[Data extracted from a collection]
=== Section Start ===

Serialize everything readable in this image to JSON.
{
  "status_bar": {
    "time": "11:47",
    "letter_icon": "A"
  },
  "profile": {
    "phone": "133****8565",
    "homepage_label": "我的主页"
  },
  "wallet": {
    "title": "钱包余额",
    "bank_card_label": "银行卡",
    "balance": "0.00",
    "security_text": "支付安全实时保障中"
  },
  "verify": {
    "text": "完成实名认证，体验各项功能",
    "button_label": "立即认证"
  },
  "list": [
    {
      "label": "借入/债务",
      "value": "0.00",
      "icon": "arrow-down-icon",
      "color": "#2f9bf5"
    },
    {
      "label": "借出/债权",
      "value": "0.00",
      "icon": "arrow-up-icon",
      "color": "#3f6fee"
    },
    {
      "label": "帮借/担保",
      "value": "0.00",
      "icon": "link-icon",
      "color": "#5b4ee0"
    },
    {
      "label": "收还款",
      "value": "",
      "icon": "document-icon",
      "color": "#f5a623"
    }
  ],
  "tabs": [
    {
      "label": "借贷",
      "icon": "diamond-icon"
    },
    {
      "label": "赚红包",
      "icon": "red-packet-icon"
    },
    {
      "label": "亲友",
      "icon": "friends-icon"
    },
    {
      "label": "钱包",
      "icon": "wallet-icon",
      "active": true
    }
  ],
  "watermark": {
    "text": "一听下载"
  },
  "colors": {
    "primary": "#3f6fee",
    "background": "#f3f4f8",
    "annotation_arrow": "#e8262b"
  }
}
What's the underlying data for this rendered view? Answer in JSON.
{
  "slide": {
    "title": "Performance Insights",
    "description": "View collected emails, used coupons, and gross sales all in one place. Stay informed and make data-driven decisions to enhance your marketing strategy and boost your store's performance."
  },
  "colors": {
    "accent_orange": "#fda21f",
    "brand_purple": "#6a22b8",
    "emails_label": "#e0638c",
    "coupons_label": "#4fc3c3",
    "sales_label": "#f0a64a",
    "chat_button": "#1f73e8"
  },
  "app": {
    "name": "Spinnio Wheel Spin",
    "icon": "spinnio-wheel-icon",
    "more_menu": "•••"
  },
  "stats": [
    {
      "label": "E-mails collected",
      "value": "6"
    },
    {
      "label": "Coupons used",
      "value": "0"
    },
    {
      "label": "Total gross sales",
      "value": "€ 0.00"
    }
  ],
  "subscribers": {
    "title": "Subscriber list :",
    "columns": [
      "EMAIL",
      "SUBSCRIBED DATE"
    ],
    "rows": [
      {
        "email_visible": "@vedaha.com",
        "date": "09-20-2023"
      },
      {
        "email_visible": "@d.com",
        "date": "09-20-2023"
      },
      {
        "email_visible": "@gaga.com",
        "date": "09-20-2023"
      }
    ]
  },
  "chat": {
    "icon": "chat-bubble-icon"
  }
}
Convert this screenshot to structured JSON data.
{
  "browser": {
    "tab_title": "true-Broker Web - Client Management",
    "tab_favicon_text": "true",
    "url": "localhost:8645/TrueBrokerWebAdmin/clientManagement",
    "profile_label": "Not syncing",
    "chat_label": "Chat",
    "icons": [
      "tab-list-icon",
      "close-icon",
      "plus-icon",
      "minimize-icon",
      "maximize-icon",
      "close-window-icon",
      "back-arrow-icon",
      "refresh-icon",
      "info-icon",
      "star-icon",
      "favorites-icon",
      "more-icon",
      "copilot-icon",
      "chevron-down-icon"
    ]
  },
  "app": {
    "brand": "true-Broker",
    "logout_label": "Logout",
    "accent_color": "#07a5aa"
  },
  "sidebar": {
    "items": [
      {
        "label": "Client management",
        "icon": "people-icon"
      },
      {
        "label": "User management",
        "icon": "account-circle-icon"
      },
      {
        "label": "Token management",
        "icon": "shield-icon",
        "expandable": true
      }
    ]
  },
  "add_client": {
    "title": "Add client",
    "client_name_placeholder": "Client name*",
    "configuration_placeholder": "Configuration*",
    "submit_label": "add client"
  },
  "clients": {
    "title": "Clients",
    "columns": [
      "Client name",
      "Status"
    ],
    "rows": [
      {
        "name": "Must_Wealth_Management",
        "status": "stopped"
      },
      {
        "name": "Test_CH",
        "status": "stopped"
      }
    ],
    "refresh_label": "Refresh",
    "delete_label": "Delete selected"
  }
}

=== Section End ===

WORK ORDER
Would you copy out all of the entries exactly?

PROBLEM SOLUTION
Serialize everything readable in this image to JSON.
{
  "status_bar": {
    "time": "11:47",
    "letter_icon": "A"
  },
  "profile": {
    "phone": "133****8565",
    "homepage_label": "我的主页"
  },
  "wallet": {
    "title": "钱包余额",
    "bank_card_label": "银行卡",
    "balance": "0.00",
    "security_text": "支付安全实时保障中"
  },
  "verify": {
    "text": "完成实名认证，体验各项功能",
    "button_label": "立即认证"
  },
  "list": [
    {
      "label": "借入/债务",
      "value": "0.00",
      "icon": "arrow-down-icon",
      "color": "#2f9bf5"
    },
    {
      "label": "借出/债权",
      "value": "0.00",
      "icon": "arrow-up-icon",
      "color": "#3f6fee"
    },
    {
      "label": "帮借/担保",
      "value": "0.00",
      "icon": "link-icon",
      "color": "#5b4ee0"
    },
    {
      "label": "收还款",
      "value": "",
      "icon": "document-icon",
      "color": "#f5a623"
    }
  ],
  "tabs": [
    {
      "label": "借贷",
      "icon": "diamond-icon"
    },
    {
      "label": "赚红包",
      "icon": "red-packet-icon"
    },
    {
      "label": "亲友",
      "icon": "friends-icon"
    },
    {
      "label": "钱包",
      "icon": "wallet-icon",
      "active": true
    }
  ],
  "watermark": {
    "text": "一听下载"
  },
  "colors": {
    "primary": "#3f6fee",
    "background": "#f3f4f8",
    "annotation_arrow": "#e8262b"
  }
}
What's the underlying data for this rendered view? Answer in JSON.
{
  "slide": {
    "title": "Performance Insights",
    "description": "View collected emails, used coupons, and gross sales all in one place. Stay informed and make data-driven decisions to enhance your marketing strategy and boost your store's performance."
  },
  "colors": {
    "accent_orange": "#fda21f",
    "brand_purple": "#6a22b8",
    "emails_label": "#e0638c",
    "coupons_label": "#4fc3c3",
    "sales_label": "#f0a64a",
    "chat_button": "#1f73e8"
  },
  "app": {
    "name": "Spinnio Wheel Spin",
    "icon": "spinnio-wheel-icon",
    "more_menu": "•••"
  },
  "stats": [
    {
      "label": "E-mails collected",
      "value": "6"
    },
    {
      "label": "Coupons used",
      "value": "0"
    },
    {
      "label": "Total gross sales",
      "value": "€ 0.00"
    }
  ],
  "subscribers": {
    "title": "Subscriber list :",
    "columns": [
      "EMAIL",
      "SUBSCRIBED DATE"
    ],
    "rows": [
      {
        "email_visible": "@vedaha.com",
        "date": "09-20-2023"
      },
      {
        "email_visible": "@d.com",
        "date": "09-20-2023"
      },
      {
        "email_visible": "@gaga.com",
        "date": "09-20-2023"
      }
    ]
  },
  "chat": {
    "icon": "chat-bubble-icon"
  }
}
Convert this screenshot to structured JSON data.
{
  "browser": {
    "tab_title": "true-Broker Web - Client Management",
    "tab_favicon_text": "true",
    "url": "localhost:8645/TrueBrokerWebAdmin/clientManagement",
    "profile_label": "Not syncing",
    "chat_label": "Chat",
    "icons": [
      "tab-list-icon",
      "close-icon",
      "plus-icon",
      "minimize-icon",
      "maximize-icon",
      "close-window-icon",
      "back-arrow-icon",
      "refresh-icon",
      "info-icon",
      "star-icon",
      "favorites-icon",
      "more-icon",
      "copilot-icon",
      "chevron-down-icon"
    ]
  },
  "app": {
    "brand": "true-Broker",
    "logout_label": "Logout",
    "accent_color": "#07a5aa"
  },
  "sidebar": {
    "items": [
      {
        "label": "Client management",
        "icon": "people-icon"
      },
      {
        "label": "User management",
        "icon": "account-circle-icon"
      },
      {
        "label": "Token management",
        "icon": "shield-icon",
        "expandable": true
      }
    ]
  },
  "add_client": {
    "title": "Add client",
    "client_name_placeholder": "Client name*",
    "configuration_placeholder": "Configuration*",
    "submit_label": "add client"
  },
  "clients": {
    "title": "Clients",
    "columns": [
      "Client name",
      "Status"
    ],
    "rows": [
      {
        "name": "Must_Wealth_Management",
        "status": "stopped"
      },
      {
        "name": "Test_CH",
        "status": "stopped"
      }
    ],
    "refresh_label": "Refresh",
    "delete_label": "Delete selected"
  }
}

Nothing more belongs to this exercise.